WHAT YOU WILL DO: Within the listing below, count the lines that include "label" and give the count alone.

RECORDS section start

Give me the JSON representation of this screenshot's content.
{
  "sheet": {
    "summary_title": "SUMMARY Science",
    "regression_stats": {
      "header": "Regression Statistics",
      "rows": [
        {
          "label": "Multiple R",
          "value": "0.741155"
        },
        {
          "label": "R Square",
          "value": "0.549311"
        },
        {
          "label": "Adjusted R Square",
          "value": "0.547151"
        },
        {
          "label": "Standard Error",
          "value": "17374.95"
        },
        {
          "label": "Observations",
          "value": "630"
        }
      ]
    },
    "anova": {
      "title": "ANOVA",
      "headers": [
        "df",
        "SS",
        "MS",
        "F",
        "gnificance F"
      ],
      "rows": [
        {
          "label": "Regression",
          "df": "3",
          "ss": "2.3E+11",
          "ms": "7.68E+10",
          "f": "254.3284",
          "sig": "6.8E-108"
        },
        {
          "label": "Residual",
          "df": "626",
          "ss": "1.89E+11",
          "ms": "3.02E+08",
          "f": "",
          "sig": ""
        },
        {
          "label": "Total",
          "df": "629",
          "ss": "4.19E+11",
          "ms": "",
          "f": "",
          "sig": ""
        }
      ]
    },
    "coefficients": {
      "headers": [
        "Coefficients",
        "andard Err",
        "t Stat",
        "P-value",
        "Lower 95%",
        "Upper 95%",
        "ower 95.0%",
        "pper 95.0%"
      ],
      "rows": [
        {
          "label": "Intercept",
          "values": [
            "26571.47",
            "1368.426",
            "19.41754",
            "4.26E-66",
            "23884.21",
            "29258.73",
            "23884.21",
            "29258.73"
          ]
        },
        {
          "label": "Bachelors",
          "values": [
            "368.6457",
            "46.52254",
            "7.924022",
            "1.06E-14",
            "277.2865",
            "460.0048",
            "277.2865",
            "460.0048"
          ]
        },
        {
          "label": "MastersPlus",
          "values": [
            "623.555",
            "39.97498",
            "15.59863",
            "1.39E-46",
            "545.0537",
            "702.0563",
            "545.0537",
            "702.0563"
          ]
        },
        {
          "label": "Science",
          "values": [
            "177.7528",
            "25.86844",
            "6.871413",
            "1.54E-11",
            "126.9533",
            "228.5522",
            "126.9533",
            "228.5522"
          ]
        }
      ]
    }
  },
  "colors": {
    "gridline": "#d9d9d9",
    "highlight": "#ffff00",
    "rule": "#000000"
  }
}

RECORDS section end

EXERCISE ANSWER: 12